- _GIVEN DATA_
================================

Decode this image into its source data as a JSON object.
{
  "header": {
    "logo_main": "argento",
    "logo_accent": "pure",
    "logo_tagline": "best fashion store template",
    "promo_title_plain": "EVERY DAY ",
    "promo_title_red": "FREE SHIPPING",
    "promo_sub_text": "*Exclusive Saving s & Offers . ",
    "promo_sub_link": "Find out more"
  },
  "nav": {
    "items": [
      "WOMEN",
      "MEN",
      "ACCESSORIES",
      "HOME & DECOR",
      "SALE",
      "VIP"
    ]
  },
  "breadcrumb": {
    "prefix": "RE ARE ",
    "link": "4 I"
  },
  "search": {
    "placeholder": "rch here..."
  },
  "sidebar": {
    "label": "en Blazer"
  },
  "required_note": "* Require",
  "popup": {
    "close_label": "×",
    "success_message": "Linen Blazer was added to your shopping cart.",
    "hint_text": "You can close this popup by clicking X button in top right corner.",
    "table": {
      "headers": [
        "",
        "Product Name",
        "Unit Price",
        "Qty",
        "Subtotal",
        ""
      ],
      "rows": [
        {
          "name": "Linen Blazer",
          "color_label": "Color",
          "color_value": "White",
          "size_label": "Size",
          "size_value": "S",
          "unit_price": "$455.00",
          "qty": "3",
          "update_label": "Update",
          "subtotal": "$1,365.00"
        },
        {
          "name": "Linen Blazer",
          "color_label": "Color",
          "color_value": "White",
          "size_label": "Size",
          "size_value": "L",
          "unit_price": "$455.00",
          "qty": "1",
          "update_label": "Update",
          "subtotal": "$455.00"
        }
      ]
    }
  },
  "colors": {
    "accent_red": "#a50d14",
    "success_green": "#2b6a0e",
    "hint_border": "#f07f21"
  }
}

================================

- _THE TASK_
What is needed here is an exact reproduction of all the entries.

- _ANSWER TO THE EXERCISE_
Decode this image into its source data as a JSON object.
{
  "header": {
    "logo_main": "argento",
    "logo_accent": "pure",
    "logo_tagline": "best fashion store template",
    "promo_title_plain": "EVERY DAY ",
    "promo_title_red": "FREE SHIPPING",
    "promo_sub_text": "*Exclusive Saving s & Offers . ",
    "promo_sub_link": "Find out more"
  },
  "nav": {
    "items": [
      "WOMEN",
      "MEN",
      "ACCESSORIES",
      "HOME & DECOR",
      "SALE",
      "VIP"
    ]
  },
  "breadcrumb": {
    "prefix": "RE ARE ",
    "link": "4 I"
  },
  "search": {
    "placeholder": "rch here..."
  },
  "sidebar": {
    "label": "en Blazer"
  },
  "required_note": "* Require",
  "popup": {
    "close_label": "×",
    "success_message": "Linen Blazer was added to your shopping cart.",
    "hint_text": "You can close this popup by clicking X button in top right corner.",
    "table": {
      "headers": [
        "",
        "Product Name",
        "Unit Price",
        "Qty",
        "Subtotal",
        ""
      ],
      "rows": [
        {
          "name": "Linen Blazer",
          "color_label": "Color",
          "color_value": "White",
          "size_label": "Size",
          "size_value": "S",
          "unit_price": "$455.00",
          "qty": "3",
          "update_label": "Update",
          "subtotal": "$1,365.00"
        },
        {
          "name": "Linen Blazer",
          "color_label": "Color",
          "color_value": "White",
          "size_label": "Size",
          "size_value": "L",
          "unit_price": "$455.00",
          "qty": "1",
          "update_label": "Update",
          "subtotal": "$455.00"
        }
      ]
    }
  },
  "colors": {
    "accent_red": "#a50d14",
    "success_green": "#2b6a0e",
    "hint_border": "#f07f21"
  }
}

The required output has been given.